[order] PICIFORMES | [family] Picidae | [latin] Picoides tridactylus | [UK] Eurasian Three-toed Woodpecker | [FR] Pic tridactyle | [DE] Dreizehen-Specht | [ES] Pico tridactilo | [NL] Drieteenspecht
|Genus||Species||subspecies||Breeding Range||Breeding Range 2||Non Breeding Range|
|Picoides||tridactylus||albidior||Kamchatka Pen. (e Siberia)|
|Picoides||tridactylus||alpinus||c and se Europe to w Ukraine and Romania|
|Picoides||tridactylus||crissoleucus||n Ural Mts. to e Siberia|
|Picoides||tridactylus||kurodai||ne China and n Korea|
|Picoides||tridactylus||tianschanicus||e Kazakhstan and w China|
|Picoides||tridactylus||tridactylus||n Europe to the s Ural Mts. to se Siberia and ne China|
Medium-sized woodpecker with black-and-white barred upperparts, black head, yellow crown, white eye-line, throat, breast, and belly, and diagonally barred white flanks. Wings are black with white spots; rump is black; tail is black with white outer feathers. Female lacks yellow crown.
|wingspan min.:||32||cm||wingspan max.:||35||cm|
|size min.:||21||cm||size max.:||22||cm|
|incubation min.:||10||days||incubation max.:||12||days|
|fledging min.:||22||days||fledging max.:||12||days|
Eurasia : widespread

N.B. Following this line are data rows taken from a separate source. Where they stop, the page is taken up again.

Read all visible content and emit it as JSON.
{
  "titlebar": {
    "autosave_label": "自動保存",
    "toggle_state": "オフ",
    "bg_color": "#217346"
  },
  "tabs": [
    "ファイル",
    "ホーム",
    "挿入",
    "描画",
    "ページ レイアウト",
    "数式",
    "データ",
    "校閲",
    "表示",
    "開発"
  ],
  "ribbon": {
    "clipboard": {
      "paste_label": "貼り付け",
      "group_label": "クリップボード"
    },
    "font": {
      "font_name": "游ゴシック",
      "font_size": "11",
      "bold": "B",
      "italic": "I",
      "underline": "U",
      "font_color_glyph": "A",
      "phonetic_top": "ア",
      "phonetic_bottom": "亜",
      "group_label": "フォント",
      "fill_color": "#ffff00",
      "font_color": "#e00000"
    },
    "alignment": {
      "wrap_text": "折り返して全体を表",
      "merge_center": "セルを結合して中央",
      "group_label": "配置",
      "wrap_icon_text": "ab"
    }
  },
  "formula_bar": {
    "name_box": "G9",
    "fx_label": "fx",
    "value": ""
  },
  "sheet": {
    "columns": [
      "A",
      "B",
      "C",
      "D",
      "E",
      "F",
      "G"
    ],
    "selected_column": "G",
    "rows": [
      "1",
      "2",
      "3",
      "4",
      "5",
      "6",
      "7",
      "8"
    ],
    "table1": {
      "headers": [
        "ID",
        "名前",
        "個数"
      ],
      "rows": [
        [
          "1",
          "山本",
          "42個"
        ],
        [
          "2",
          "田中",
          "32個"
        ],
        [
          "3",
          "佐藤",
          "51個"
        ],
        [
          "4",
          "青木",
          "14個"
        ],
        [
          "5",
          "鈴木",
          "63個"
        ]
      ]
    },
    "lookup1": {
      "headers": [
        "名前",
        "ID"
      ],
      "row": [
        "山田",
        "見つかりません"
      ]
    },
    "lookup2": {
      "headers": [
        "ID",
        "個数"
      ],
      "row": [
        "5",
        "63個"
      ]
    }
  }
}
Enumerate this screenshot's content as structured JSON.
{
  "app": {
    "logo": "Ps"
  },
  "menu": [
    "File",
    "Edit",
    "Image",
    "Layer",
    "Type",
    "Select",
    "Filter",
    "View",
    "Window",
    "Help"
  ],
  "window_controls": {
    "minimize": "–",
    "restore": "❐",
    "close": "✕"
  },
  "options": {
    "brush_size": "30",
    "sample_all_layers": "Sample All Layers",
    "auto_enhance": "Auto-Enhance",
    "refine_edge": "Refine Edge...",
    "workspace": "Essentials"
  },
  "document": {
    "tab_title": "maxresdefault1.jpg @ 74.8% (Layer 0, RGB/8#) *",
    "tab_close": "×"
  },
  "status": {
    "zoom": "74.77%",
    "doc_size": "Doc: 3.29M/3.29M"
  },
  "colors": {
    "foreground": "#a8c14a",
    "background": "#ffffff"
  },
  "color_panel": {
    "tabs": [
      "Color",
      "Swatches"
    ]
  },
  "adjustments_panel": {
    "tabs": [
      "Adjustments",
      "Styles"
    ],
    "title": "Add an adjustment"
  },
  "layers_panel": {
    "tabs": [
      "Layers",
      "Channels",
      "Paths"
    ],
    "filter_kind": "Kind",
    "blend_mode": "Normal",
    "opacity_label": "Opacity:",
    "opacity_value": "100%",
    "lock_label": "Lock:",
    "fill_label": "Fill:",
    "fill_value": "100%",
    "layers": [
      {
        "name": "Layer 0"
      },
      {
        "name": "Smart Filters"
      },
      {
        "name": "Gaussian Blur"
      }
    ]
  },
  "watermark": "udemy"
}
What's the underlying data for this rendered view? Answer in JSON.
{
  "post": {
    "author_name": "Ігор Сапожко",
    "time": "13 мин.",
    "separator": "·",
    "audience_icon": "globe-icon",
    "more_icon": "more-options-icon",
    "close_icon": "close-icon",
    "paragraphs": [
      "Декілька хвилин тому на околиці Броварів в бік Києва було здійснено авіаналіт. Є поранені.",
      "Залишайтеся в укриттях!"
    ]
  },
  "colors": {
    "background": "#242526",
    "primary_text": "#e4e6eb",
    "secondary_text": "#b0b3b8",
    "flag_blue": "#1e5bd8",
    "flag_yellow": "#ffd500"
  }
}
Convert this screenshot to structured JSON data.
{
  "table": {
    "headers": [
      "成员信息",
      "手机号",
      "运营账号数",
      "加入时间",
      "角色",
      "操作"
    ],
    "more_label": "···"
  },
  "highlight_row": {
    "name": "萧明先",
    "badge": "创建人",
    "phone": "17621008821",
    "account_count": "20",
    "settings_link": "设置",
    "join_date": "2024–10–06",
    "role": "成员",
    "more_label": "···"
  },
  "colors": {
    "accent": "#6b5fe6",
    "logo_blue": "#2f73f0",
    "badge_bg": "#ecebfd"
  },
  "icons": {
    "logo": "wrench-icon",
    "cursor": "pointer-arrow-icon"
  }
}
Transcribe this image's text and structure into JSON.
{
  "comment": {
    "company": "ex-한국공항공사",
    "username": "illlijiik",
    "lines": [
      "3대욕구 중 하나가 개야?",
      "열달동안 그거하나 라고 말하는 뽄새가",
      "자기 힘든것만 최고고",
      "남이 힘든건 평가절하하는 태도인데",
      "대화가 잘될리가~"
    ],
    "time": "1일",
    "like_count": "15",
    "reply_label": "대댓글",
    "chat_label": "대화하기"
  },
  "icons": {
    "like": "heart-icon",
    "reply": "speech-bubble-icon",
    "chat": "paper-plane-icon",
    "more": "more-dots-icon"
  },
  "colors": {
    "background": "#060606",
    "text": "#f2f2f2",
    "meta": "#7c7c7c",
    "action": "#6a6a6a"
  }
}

Resident in continental west Palearctic, occupying 2 distinct habitat groups: 1st in high and upper middle latitudes, largely lowland; 2nd in mid-latitudes in mountains between 650 m and 1900 m in central Europe. In 1st, boreal/arctic, largely in dense coniferous forests (taiga), with preference for shady, damp, sometimes swampy patches, and areas with much dead wood resulting from fire, lumbering, or windthrow. In 2nd group, mid-latitude subalpine habitat in Switzerland consists of steep inaccessible slopes, often dominated by old spruce. Nest-site usually in more open part even of dark closed forest, perhaps created by avalanche, windthrow, or other disturbance, which often goes with higher ratio of decayed or fallen timber. Occurrences also sometimes recorded in separated tree-stands with little fallen timber.
Three to six white eggs are laid in a nest made of bark chips built in a dead tree cavity, usually up to 45 feet above the ground; conifers and aspens are most frequently used. Incubation ranges from 12 to 14 days and is carried out by both parents.
Eats larvae of tree-dwelling insects, spiders, some berries, and bark cambium; female forages higher than male.
This species has an extremely large range, and hence does not approach the thresholds for Vulnerable under the range size criterion (Extent of Occurrence <20,000 km2 combined with a declining or fluctuating range size, habitat extent/quality, or population size and a small number of locations or severe fragmentation). The population trend is not known, but the population is not believed to be decreasing sufficiently rapidly to approach the thresholds under the population trend criterion (>30% decline over ten years or three generations). The population size is extremely large, and hence does not approach the thresholds for Vulnerable under the population size criterion (<10,000 mature individuals with a continuing decline estimated to be >10% in ten years or three generations, or with a specified population structure). For these reasons the species is evaluated as Least Concern.
Resident and dispersive; eruptive to limited extent. To some extent nomadic in winter in Russia, where recorded as far south as Kaluga, Tula, and Voronezh. In small-scale Scandinavian eruptions, mid-September to mid-November, a few individuals reach south-west Norway and southern Sweden, beyond breeding range, and have (exceptionally) even reached Denmark and Germany. Upland populations of central Europe are sedentary, even in severe winters.